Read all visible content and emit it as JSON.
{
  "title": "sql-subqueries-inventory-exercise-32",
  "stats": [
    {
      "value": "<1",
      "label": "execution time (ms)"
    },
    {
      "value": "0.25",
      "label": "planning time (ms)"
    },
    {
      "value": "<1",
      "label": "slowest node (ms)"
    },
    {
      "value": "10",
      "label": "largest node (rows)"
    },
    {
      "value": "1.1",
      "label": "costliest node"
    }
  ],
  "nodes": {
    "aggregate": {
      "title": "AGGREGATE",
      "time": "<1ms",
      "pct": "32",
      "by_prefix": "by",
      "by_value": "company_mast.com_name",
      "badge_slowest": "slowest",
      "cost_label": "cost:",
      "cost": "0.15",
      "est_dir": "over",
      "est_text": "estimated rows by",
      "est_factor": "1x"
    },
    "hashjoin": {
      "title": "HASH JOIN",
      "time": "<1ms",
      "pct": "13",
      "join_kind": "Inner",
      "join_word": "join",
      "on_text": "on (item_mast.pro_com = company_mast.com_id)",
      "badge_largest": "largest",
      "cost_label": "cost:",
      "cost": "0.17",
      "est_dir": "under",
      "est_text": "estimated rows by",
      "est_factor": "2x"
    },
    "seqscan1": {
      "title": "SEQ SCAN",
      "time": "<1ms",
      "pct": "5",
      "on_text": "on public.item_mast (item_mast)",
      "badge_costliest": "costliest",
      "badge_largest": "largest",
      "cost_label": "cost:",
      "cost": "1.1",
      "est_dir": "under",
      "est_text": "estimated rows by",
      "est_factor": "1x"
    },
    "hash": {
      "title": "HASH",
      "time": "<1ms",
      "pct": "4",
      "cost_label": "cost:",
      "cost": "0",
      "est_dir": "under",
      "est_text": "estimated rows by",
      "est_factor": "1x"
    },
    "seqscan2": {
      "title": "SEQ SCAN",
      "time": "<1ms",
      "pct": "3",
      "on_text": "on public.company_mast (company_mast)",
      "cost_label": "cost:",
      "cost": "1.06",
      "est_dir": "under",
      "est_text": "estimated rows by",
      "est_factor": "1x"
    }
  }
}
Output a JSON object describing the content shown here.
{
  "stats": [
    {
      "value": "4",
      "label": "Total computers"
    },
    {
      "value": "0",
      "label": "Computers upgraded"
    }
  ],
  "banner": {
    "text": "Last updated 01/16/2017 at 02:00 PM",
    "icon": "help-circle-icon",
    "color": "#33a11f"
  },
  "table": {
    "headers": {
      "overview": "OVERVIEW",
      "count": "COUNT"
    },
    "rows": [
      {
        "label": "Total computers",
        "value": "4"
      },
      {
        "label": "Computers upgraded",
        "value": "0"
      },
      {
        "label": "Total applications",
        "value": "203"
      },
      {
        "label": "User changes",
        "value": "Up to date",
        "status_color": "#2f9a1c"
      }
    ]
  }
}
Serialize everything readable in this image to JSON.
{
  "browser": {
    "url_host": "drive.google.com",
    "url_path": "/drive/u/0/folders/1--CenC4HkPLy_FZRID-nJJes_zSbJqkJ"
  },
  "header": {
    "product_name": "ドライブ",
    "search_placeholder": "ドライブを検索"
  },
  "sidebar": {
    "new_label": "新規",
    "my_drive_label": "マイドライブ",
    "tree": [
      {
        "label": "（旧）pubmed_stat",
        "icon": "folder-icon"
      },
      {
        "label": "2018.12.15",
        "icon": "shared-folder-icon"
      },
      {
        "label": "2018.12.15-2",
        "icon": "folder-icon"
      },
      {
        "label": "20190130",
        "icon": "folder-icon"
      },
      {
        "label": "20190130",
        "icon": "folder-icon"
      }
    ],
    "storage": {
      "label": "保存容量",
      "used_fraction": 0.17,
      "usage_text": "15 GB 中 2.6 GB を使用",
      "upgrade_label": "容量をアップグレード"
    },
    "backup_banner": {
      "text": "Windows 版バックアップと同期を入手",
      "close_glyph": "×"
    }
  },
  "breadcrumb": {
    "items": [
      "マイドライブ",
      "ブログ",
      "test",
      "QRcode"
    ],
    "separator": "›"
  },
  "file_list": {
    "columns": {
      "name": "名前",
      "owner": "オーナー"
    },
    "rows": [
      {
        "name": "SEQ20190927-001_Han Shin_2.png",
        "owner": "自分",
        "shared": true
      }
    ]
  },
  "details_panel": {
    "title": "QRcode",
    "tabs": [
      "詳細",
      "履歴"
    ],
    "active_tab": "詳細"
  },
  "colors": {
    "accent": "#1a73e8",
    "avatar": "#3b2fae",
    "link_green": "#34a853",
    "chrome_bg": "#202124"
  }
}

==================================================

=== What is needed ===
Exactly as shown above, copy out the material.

=== Completed task ===
Read all visible content and emit it as JSON.
{
  "title": "sql-subqueries-inventory-exercise-32",
  "stats": [
    {
      "value": "<1",
      "label": "execution time (ms)"
    },
    {
      "value": "0.25",
      "label": "planning time (ms)"
    },
    {
      "value": "<1",
      "label": "slowest node (ms)"
    },
    {
      "value": "10",
      "label": "largest node (rows)"
    },
    {
      "value": "1.1",
      "label": "costliest node"
    }
  ],
  "nodes": {
    "aggregate": {
      "title": "AGGREGATE",
      "time": "<1ms",
      "pct": "32",
      "by_prefix": "by",
      "by_value": "company_mast.com_name",
      "badge_slowest": "slowest",
      "cost_label": "cost:",
      "cost": "0.15",
      "est_dir": "over",
      "est_text": "estimated rows by",
      "est_factor": "1x"
    },
    "hashjoin": {
      "title": "HASH JOIN",
      "time": "<1ms",
      "pct": "13",
      "join_kind": "Inner",
      "join_word": "join",
      "on_text": "on (item_mast.pro_com = company_mast.com_id)",
      "badge_largest": "largest",
      "cost_label": "cost:",
      "cost": "0.17",
      "est_dir": "under",
      "est_text": "estimated rows by",
      "est_factor": "2x"
    },
    "seqscan1": {
      "title": "SEQ SCAN",
      "time": "<1ms",
      "pct": "5",
      "on_text": "on public.item_mast (item_mast)",
      "badge_costliest": "costliest",
      "badge_largest": "largest",
      "cost_label": "cost:",
      "cost": "1.1",
      "est_dir": "under",
      "est_text": "estimated rows by",
      "est_factor": "1x"
    },
    "hash": {
      "title": "HASH",
      "time": "<1ms",
      "pct": "4",
      "cost_label": "cost:",
      "cost": "0",
      "est_dir": "under",
      "est_text": "estimated rows by",
      "est_factor": "1x"
    },
    "seqscan2": {
      "title": "SEQ SCAN",
      "time": "<1ms",
      "pct": "3",
      "on_text": "on public.company_mast (company_mast)",
      "cost_label": "cost:",
      "cost": "1.06",
      "est_dir": "under",
      "est_text": "estimated rows by",
      "est_factor": "1x"
    }
  }
}
Output a JSON object describing the content shown here.
{
  "stats": [
    {
      "value": "4",
      "label": "Total computers"
    },
    {
      "value": "0",
      "label": "Computers upgraded"
    }
  ],
  "banner": {
    "text": "Last updated 01/16/2017 at 02:00 PM",
    "icon": "help-circle-icon",
    "color": "#33a11f"
  },
  "table": {
    "headers": {
      "overview": "OVERVIEW",
      "count": "COUNT"
    },
    "rows": [
      {
        "label": "Total computers",
        "value": "4"
      },
      {
        "label": "Computers upgraded",
        "value": "0"
      },
      {
        "label": "Total applications",
        "value": "203"
      },
      {
        "label": "User changes",
        "value": "Up to date",
        "status_color": "#2f9a1c"
      }
    ]
  }
}
Serialize everything readable in this image to JSON.
{
  "browser": {
    "url_host": "drive.google.com",
    "url_path": "/drive/u/0/folders/1--CenC4HkPLy_FZRID-nJJes_zSbJqkJ"
  },
  "header": {
    "product_name": "ドライブ",
    "search_placeholder": "ドライブを検索"
  },
  "sidebar": {
    "new_label": "新規",
    "my_drive_label": "マイドライブ",
    "tree": [
      {
        "label": "（旧）pubmed_stat",
        "icon": "folder-icon"
      },
      {
        "label": "2018.12.15",
        "icon": "shared-folder-icon"
      },
      {
        "label": "2018.12.15-2",
        "icon": "folder-icon"
      },
      {
        "label": "20190130",
        "icon": "folder-icon"
      },
      {
        "label": "20190130",
        "icon": "folder-icon"
      }
    ],
    "storage": {
      "label": "保存容量",
      "used_fraction": 0.17,
      "usage_text": "15 GB 中 2.6 GB を使用",
      "upgrade_label": "容量をアップグレード"
    },
    "backup_banner": {
      "text": "Windows 版バックアップと同期を入手",
      "close_glyph": "×"
    }
  },
  "breadcrumb": {
    "items": [
      "マイドライブ",
      "ブログ",
      "test",
      "QRcode"
    ],
    "separator": "›"
  },
  "file_list": {
    "columns": {
      "name": "名前",
      "owner": "オーナー"
    },
    "rows": [
      {
        "name": "SEQ20190927-001_Han Shin_2.png",
        "owner": "自分",
        "shared": true
      }
    ]
  },
  "details_panel": {
    "title": "QRcode",
    "tabs": [
      "詳細",
      "履歴"
    ],
    "active_tab": "詳細"
  },
  "colors": {
    "accent": "#1a73e8",
    "avatar": "#3b2fae",
    "link_green": "#34a853",
    "chrome_bg": "#202124"
  }
}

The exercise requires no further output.